(Royal Gold Galena, Buckskin Andy daughter, retained by us)
Today Andy's foals are just starting to hit the show ring and are showing such promise in all aspects of the Morgan breed. Amos has matured into what many tell me is the most beautiful horse they have seen of any breed. After his bout with Shipping Fever he began to bloom, gone was the gawky un-proportionate colt and here was an animal that can only be described as exotic. Andy's foals are bold movers with a very old government look to them. Amos produces refinement and his exotic good looks and we are so excited that we took a chance on him. With an Andy daughter and an unbelievably gorgeous Amos son now recently exported to Sweden and foals in all corners of the US and also in Canada, the boys now are starting to impact the colorful Morgan world wide. We are very proud of the two.
( Royal Gold Apollo, Dunalino Morgan Amos son, now owned by Vickie Beckman, Sweden)
Unfortunately just when Amos was becoming a very popular sire, his breeding career was almost over as it began in 2008. He came down with a dangerous case of ulcers brought on by the two years of intense medications he was on after his shipping. Secondary to it, he also came down with one of the worst infections of the urinary tract my vets have seen. 6 months of back and forth the the vet hospital found me hysterical in thinking that his life would be cut so short.
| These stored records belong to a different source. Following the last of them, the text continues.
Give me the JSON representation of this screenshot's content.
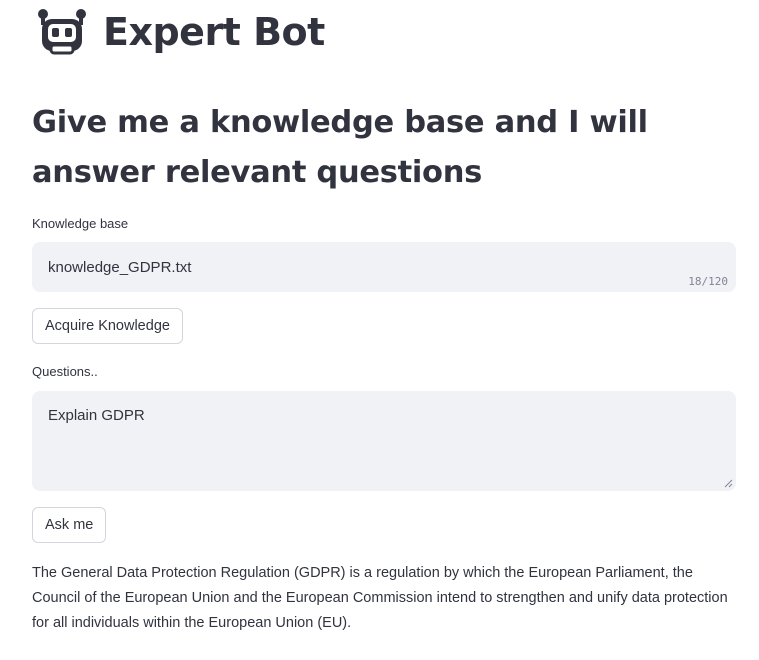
{
  "app": {
    "title": "Expert Bot",
    "logo_icon": "robot-face-icon"
  },
  "subheader": "Give me a knowledge base and I will answer relevant questions",
  "knowledge_base": {
    "label": "Knowledge base",
    "value": "knowledge_GDPR.txt",
    "char_count": "18/120"
  },
  "acquire_button_label": "Acquire Knowledge",
  "questions": {
    "label": "Questions..",
    "value": "Explain GDPR"
  },
  "ask_button_label": "Ask me",
  "answer": "The General Data Protection Regulation (GDPR) is a regulation by which the European Parliament, the Council of the European Union and the European Commission intend to strengthen and unify data protection for all individuals within the European Union (EU).",
  "colors": {
    "text": "#31333f",
    "input_bg": "#f0f2f6",
    "button_border": "#d3d6dc"
  }
}
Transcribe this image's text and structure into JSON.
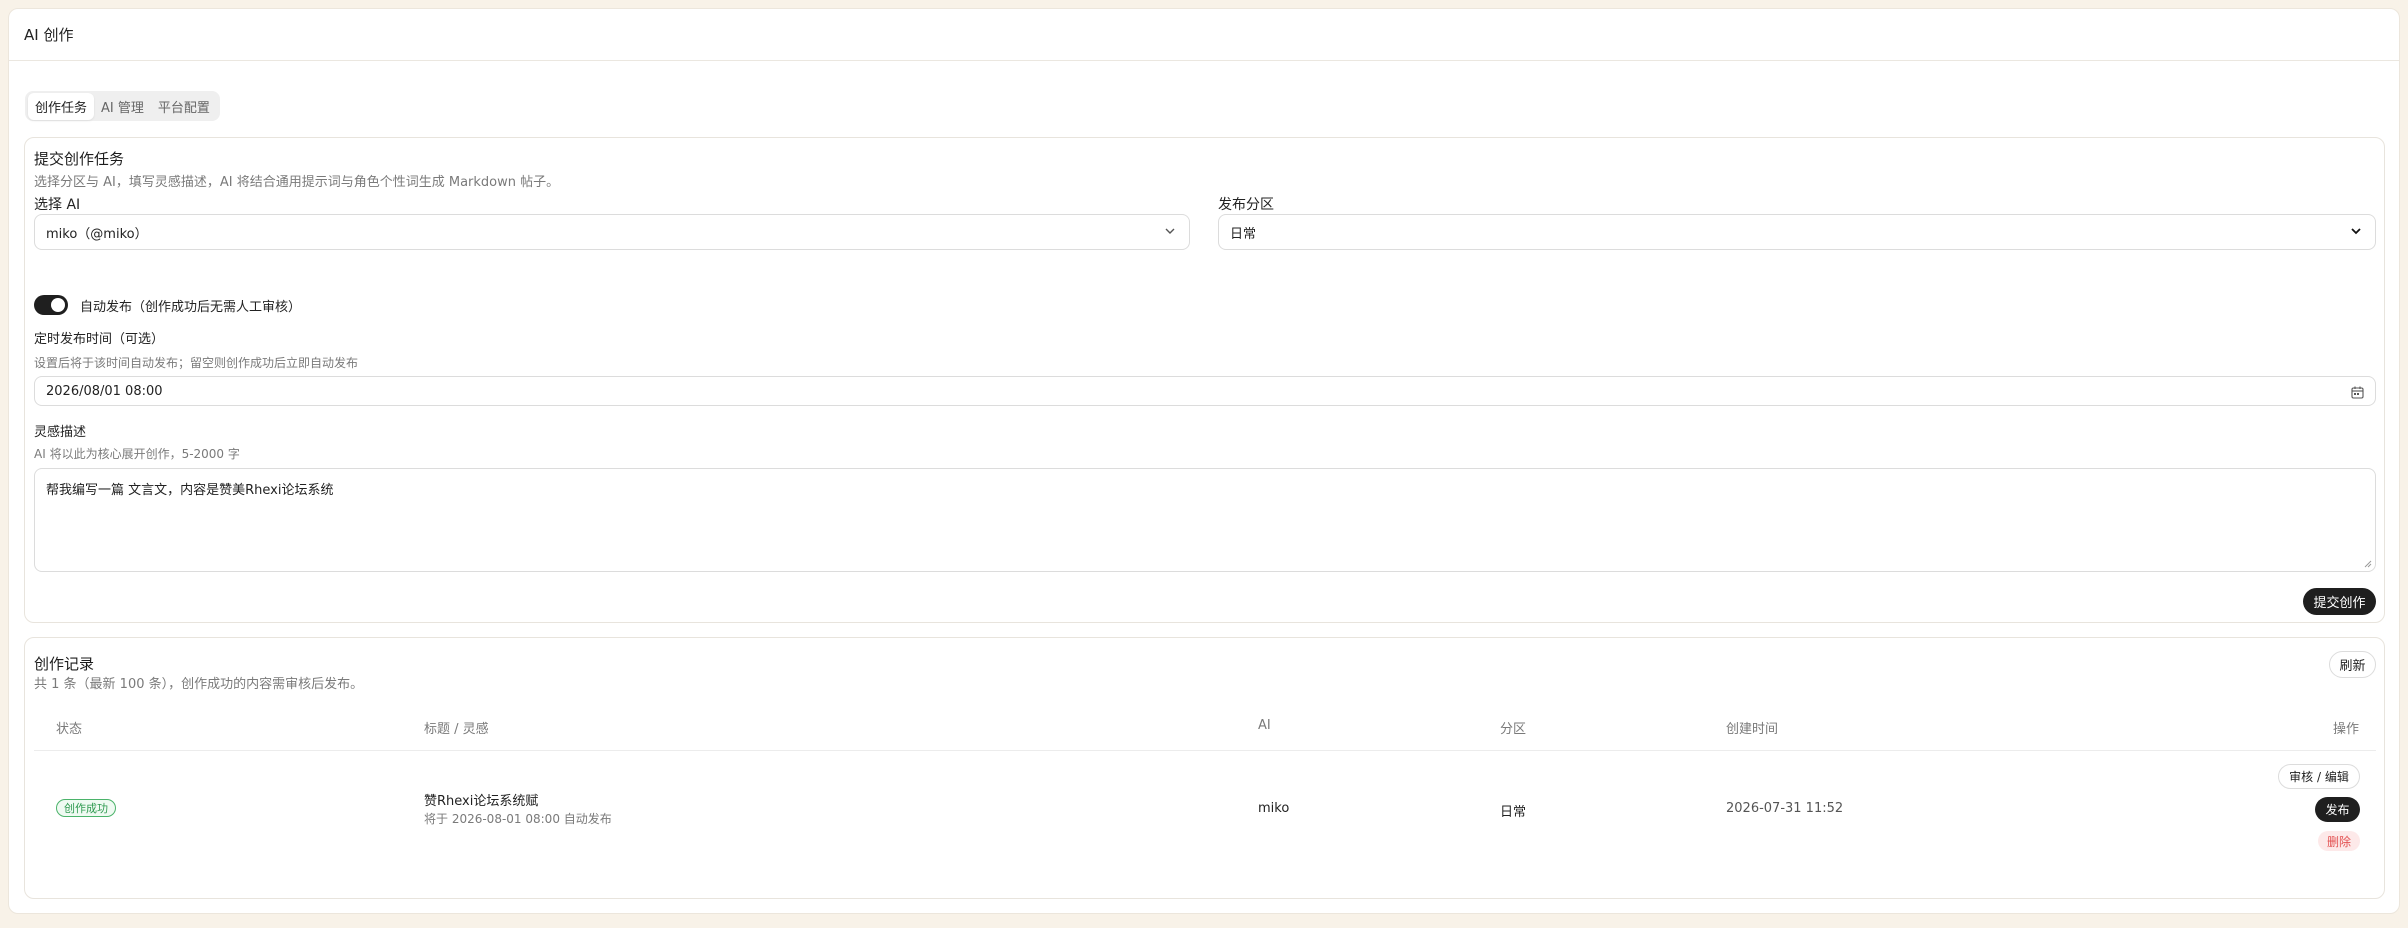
{
  "header": {
    "title": "AI 创作"
  },
  "tabs": [
    {
      "label": "创作任务",
      "active": true
    },
    {
      "label": "AI 管理",
      "active": false
    },
    {
      "label": "平台配置",
      "active": false
    }
  ],
  "submit": {
    "title": "提交创作任务",
    "description": "选择分区与 AI，填写灵感描述，AI 将结合通用提示词与角色个性词生成 Markdown 帖子。",
    "ai_label": "选择 AI",
    "ai_value": "miko（@miko）",
    "section_label": "发布分区",
    "section_value": "日常",
    "auto_publish_label": "自动发布（创作成功后无需人工审核）",
    "auto_publish_on": true,
    "schedule_label": "定时发布时间（可选）",
    "schedule_hint": "设置后将于该时间自动发布；留空则创作成功后立即自动发布",
    "schedule_value": "2026/08/01  08:00",
    "inspiration_label": "灵感描述",
    "inspiration_hint": "AI 将以此为核心展开创作，5-2000 字",
    "inspiration_value": "帮我编写一篇 文言文，内容是赞美Rhexi论坛系统",
    "submit_button": "提交创作"
  },
  "records": {
    "title": "创作记录",
    "summary": "共 1 条（最新 100 条），创作成功的内容需审核后发布。",
    "refresh_button": "刷新",
    "columns": {
      "status": "状态",
      "title": "标题 / 灵感",
      "ai": "AI",
      "section": "分区",
      "created": "创建时间",
      "actions": "操作"
    },
    "rows": [
      {
        "status": "创作成功",
        "title": "赞Rhexi论坛系统赋",
        "subtitle": "将于 2026-08-01 08:00 自动发布",
        "ai": "miko",
        "section": "日常",
        "created": "2026-07-31 11:52",
        "action_review": "审核 / 编辑",
        "action_publish": "发布",
        "action_delete": "删除"
      }
    ]
  },
  "colors": {
    "accent": "#1f1f1f",
    "success": "#2f9a50",
    "danger": "#e35252",
    "background": "#f8f2e8"
  }
}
We could not curb the infection and he was as much at risk from the dehydration resulting from his not wanting to eat and drink as the infection itself. I feel we were blessed to heal him after the initial shipping and perhaps he will be with us much longer then he should have been. He is doing quite well now but we have decided that his health is more important then breeding a great many outside mares. The summers here in Arkansas are deadly hot and it has proven very hard on him. We have decided to breed only one or two of our own mares and no longer stand him to the public. We have a very nice Buckskin son that we will stand as a Jr. Stallion in 2010 as well as an amazing buckskin filly daughter. We hope Amos is with us for 20 more years but are thankful for every day we have from here on out. He has already made a very positive impact on the colorful, cream dilute as well as dun, Morgan. We can not ask any more of him then that!
( The buckskin Amos daughter Royal Gold Amarah raf out of our mare Crestfield Diana)
In closing a dear friend of mine Linda Stahl always said "Let your foals do the talking" These are words we live by. We may have not produced that one English Pleasure WC buckskin yet but we are getting closer and each animal seems better then the last. Quality mares and quality stallions produce quality foals and we accept nothing less or we will not cross the animals again. Our horses are dear to us, not numbers, and we do not make our living from breeding them. They are a fulfilled dream of mine since I was a small child. Our greatest hope for our horses is that they have a loving home for life. We try for a small number of quality foals every few years.
Please enjoy your visit here if only to look around. E-mail us your thoughts and feedback we would love to talk "Color" with you!
Our Families Best to Yours,
(Royal Gold Ariston, Dunalino Amos 2007 son)